====== Entries supplied ======
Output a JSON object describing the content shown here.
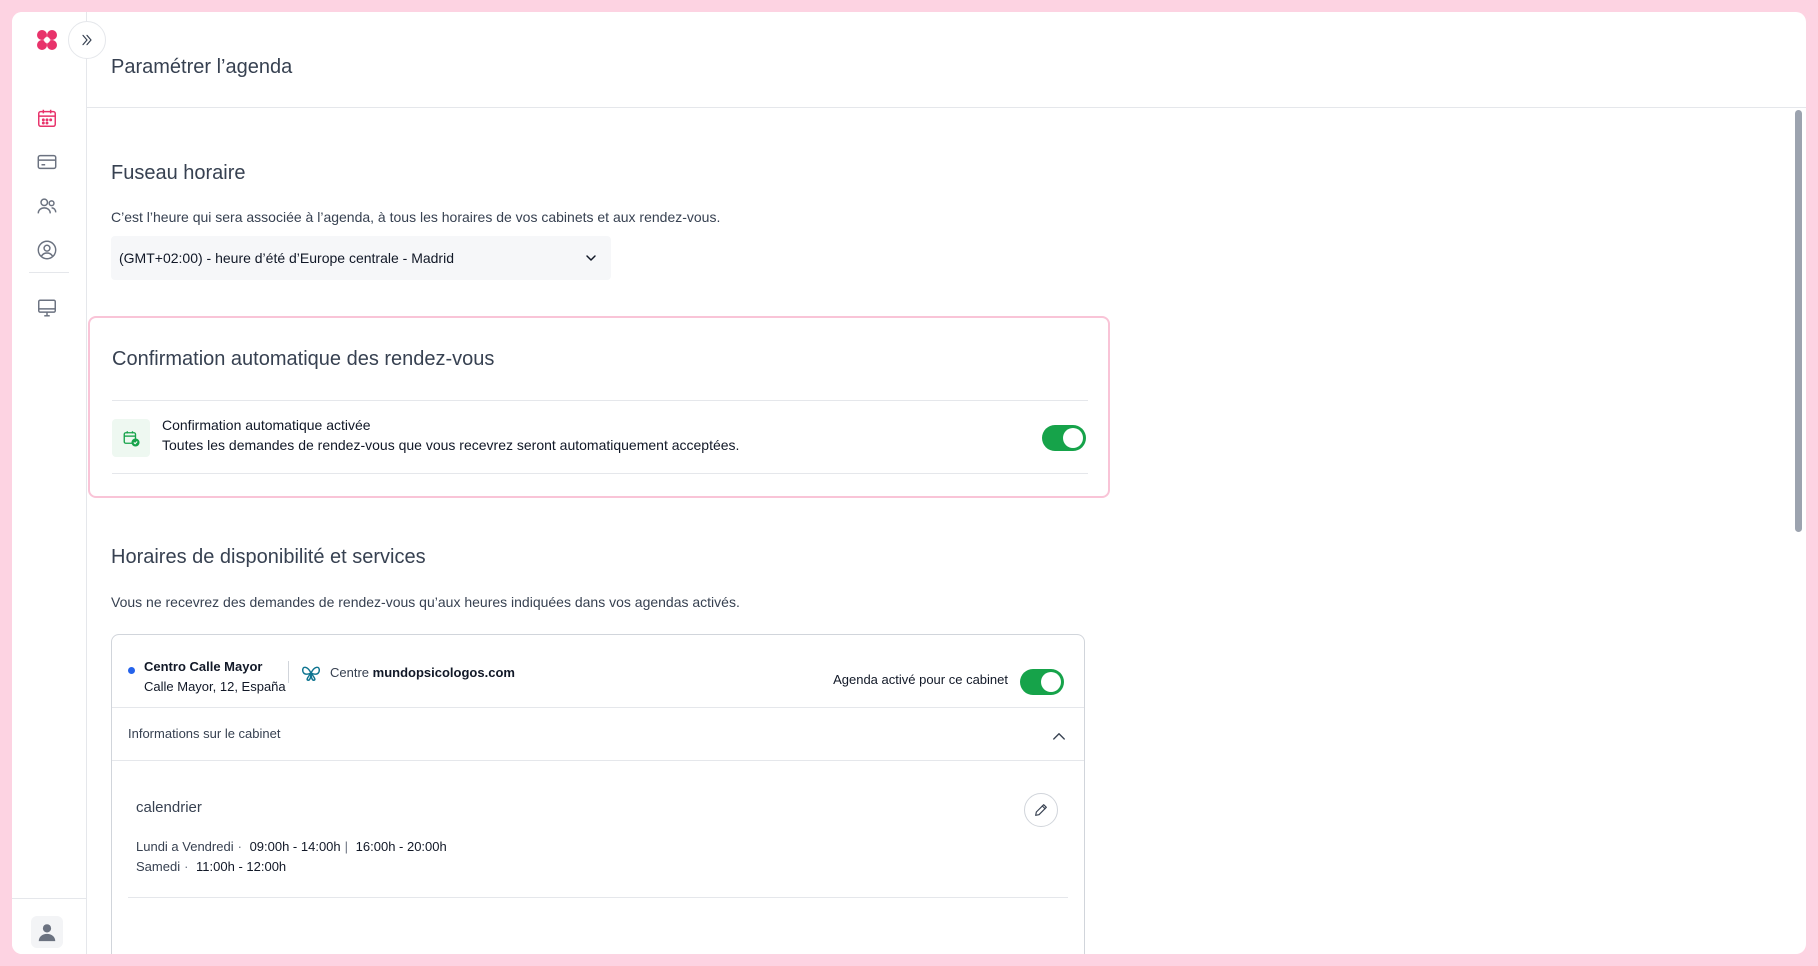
{
  "app": {
    "accent_color": "#e8336b",
    "toggle_color": "#16a34a"
  },
  "sidebar": {
    "logo_icon": "clover-logo-icon",
    "expand_icon": "double-chevron-right-icon",
    "items": [
      {
        "name": "calendar",
        "icon": "calendar-icon",
        "active": true
      },
      {
        "name": "payments",
        "icon": "card-icon",
        "active": false
      },
      {
        "name": "patients",
        "icon": "users-icon",
        "active": false
      },
      {
        "name": "profile",
        "icon": "user-circle-icon",
        "active": false
      },
      {
        "name": "display",
        "icon": "monitor-icon",
        "active": false
      }
    ]
  },
  "header": {
    "title": "Paramétrer l’agenda"
  },
  "timezone": {
    "title": "Fuseau horaire",
    "description": "C’est l’heure qui sera associée à l’agenda, à tous les horaires de vos cabinets et aux rendez-vous.",
    "selected": "(GMT+02:00) - heure d’été d’Europe centrale - Madrid"
  },
  "auto_confirm": {
    "title": "Confirmation automatique des rendez-vous",
    "label": "Confirmation automatique activée",
    "sublabel": "Toutes les demandes de rendez-vous que vous recevrez seront automatiquement acceptées.",
    "enabled": true
  },
  "availability": {
    "title": "Horaires de disponibilité et services",
    "description": "Vous ne recevrez des demandes de rendez-vous qu’aux heures indiquées dans vos agendas activés.",
    "centre": {
      "name": "Centro Calle Mayor",
      "address": "Calle Mayor, 12, España",
      "platform_prefix": "Centre",
      "platform_name": "mundopsicologos.com",
      "agenda_label": "Agenda activé pour ce cabinet",
      "agenda_enabled": true,
      "info_label": "Informations sur le cabinet",
      "calendar_title": "calendrier",
      "schedule": [
        {
          "days": "Lundi a Vendredi",
          "slot1": "09:00h - 14:00h",
          "slot2": "16:00h - 20:00h"
        },
        {
          "days": "Samedi",
          "slot1": "11:00h - 12:00h"
        }
      ]
    }
  }
}
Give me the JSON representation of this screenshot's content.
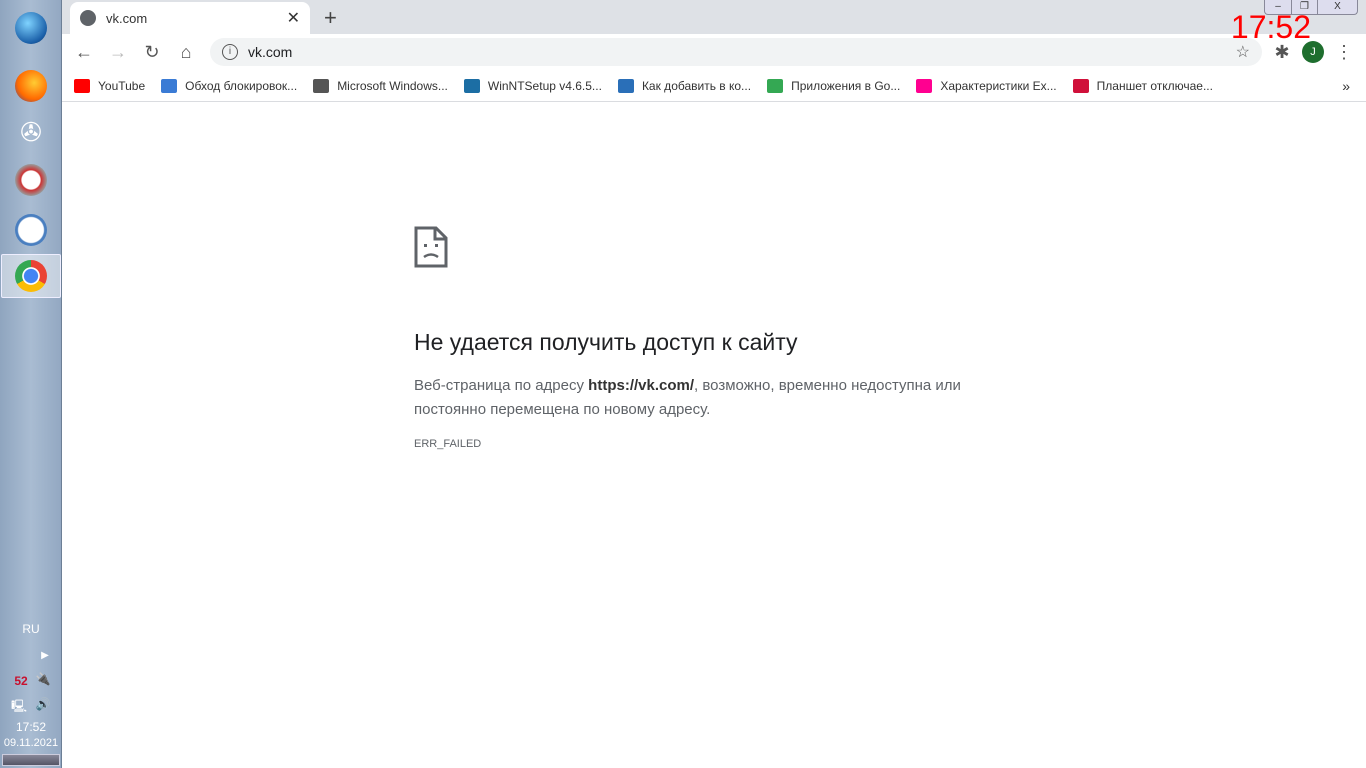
{
  "taskbar": {
    "language": "RU",
    "tray_badge": "52",
    "time": "17:52",
    "date": "09.11.2021",
    "apps": [
      "start-orb",
      "firefox",
      "pinwheel-app",
      "compass-app",
      "clock-app",
      "chrome"
    ]
  },
  "overlay_clock": "17:52",
  "browser": {
    "tab": {
      "title": "vk.com"
    },
    "window_controls": {
      "minimize": "–",
      "restore": "❐",
      "close": "X"
    },
    "address": "vk.com",
    "avatar_letter": "J",
    "bookmarks": [
      {
        "label": "YouTube",
        "color": "#ff0000"
      },
      {
        "label": "Обход блокировок...",
        "color": "#3a7bd5"
      },
      {
        "label": "Microsoft Windows...",
        "color": "#555555"
      },
      {
        "label": "WinNTSetup v4.6.5...",
        "color": "#1c6ea4"
      },
      {
        "label": "Как добавить в ко...",
        "color": "#2a6fb8"
      },
      {
        "label": "Приложения в Go...",
        "color": "#34a853"
      },
      {
        "label": "Характеристики Ex...",
        "color": "#ff0090"
      },
      {
        "label": "Планшет отключае...",
        "color": "#d0103a"
      }
    ],
    "bookmarks_more": "»"
  },
  "error": {
    "title": "Не удается получить доступ к сайту",
    "desc_before": "Веб-страница по адресу ",
    "desc_url": "https://vk.com/",
    "desc_after": ", возможно, временно недоступна или постоянно перемещена по новому адресу.",
    "code": "ERR_FAILED"
  }
}
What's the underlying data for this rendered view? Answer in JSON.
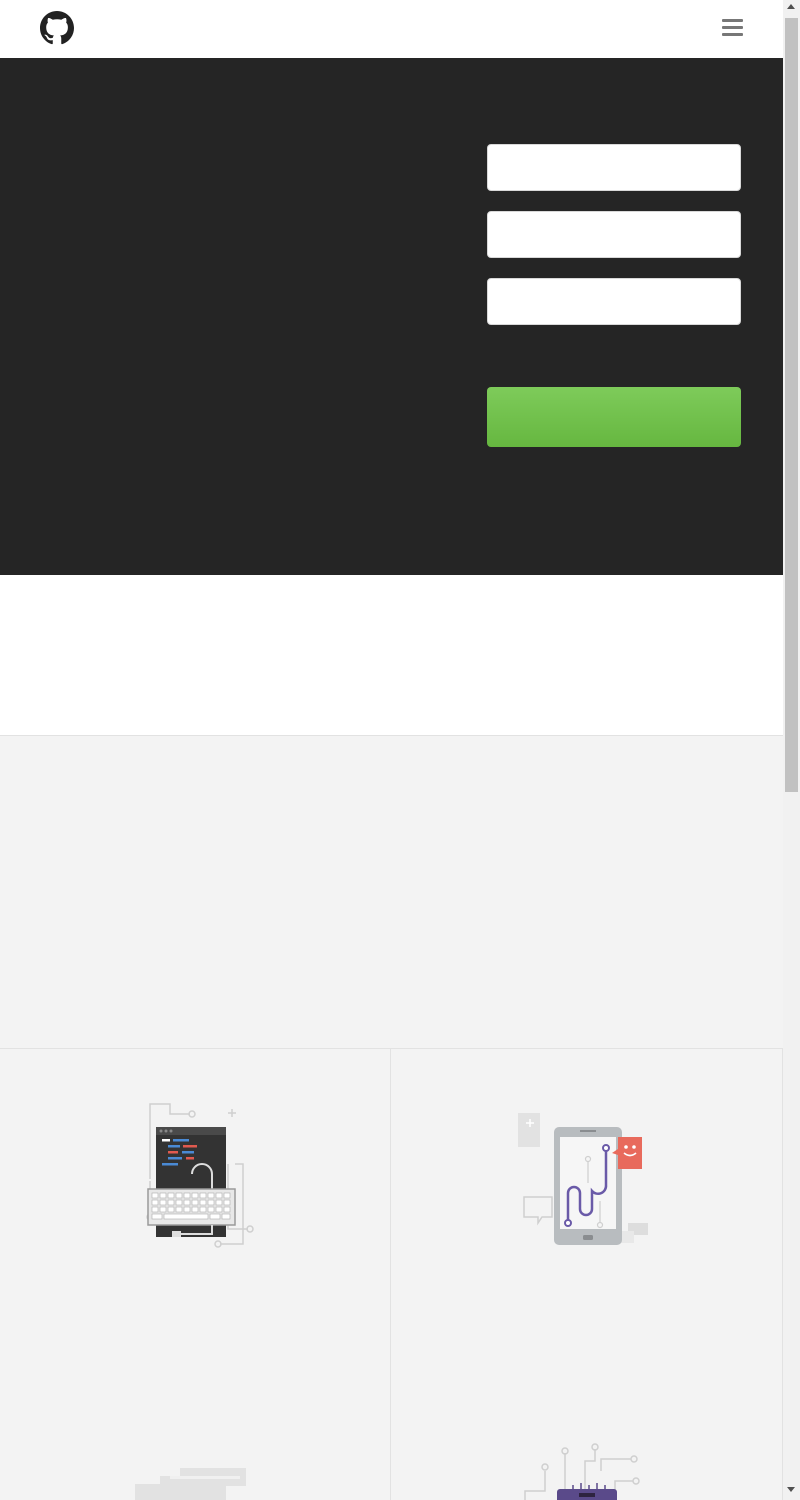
{
  "header": {
    "logo_icon": "github-octocat-icon",
    "menu_icon": "hamburger-menu-icon"
  },
  "hero": {
    "background": "#252525",
    "fields": {
      "username": {
        "value": "",
        "placeholder": ""
      },
      "email": {
        "value": "",
        "placeholder": ""
      },
      "password": {
        "value": "",
        "placeholder": ""
      }
    },
    "signup_button": {
      "label": "",
      "color": "#6cbb4a"
    }
  },
  "features": {
    "items": [
      {
        "icon": "code-keyboard-illustration"
      },
      {
        "icon": "mobile-app-illustration"
      },
      {
        "icon": "server-illustration"
      },
      {
        "icon": "circuit-chip-illustration"
      }
    ]
  },
  "colors": {
    "panel_gray": "#f3f3f3",
    "accent_green": "#6cbb4a"
  }
}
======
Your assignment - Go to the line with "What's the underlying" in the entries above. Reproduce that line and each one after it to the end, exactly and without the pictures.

Result of the exercise -
What's the underlying data for this rendered view? Answer in JSON.
{
  "header": {
    "logo_icon": "github-octocat-icon",
    "menu_icon": "hamburger-menu-icon"
  },
  "hero": {
    "background": "#252525",
    "fields": {
      "username": {
        "value": "",
        "placeholder": ""
      },
      "email": {
        "value": "",
        "placeholder": ""
      },
      "password": {
        "value": "",
        "placeholder": ""
      }
    },
    "signup_button": {
      "label": "",
      "color": "#6cbb4a"
    }
  },
  "features": {
    "items": [
      {
        "icon": "code-keyboard-illustration"
      },
      {
        "icon": "mobile-app-illustration"
      },
      {
        "icon": "server-illustration"
      },
      {
        "icon": "circuit-chip-illustration"
      }
    ]
  },
  "colors": {
    "panel_gray": "#f3f3f3",
    "accent_green": "#6cbb4a"
  }
}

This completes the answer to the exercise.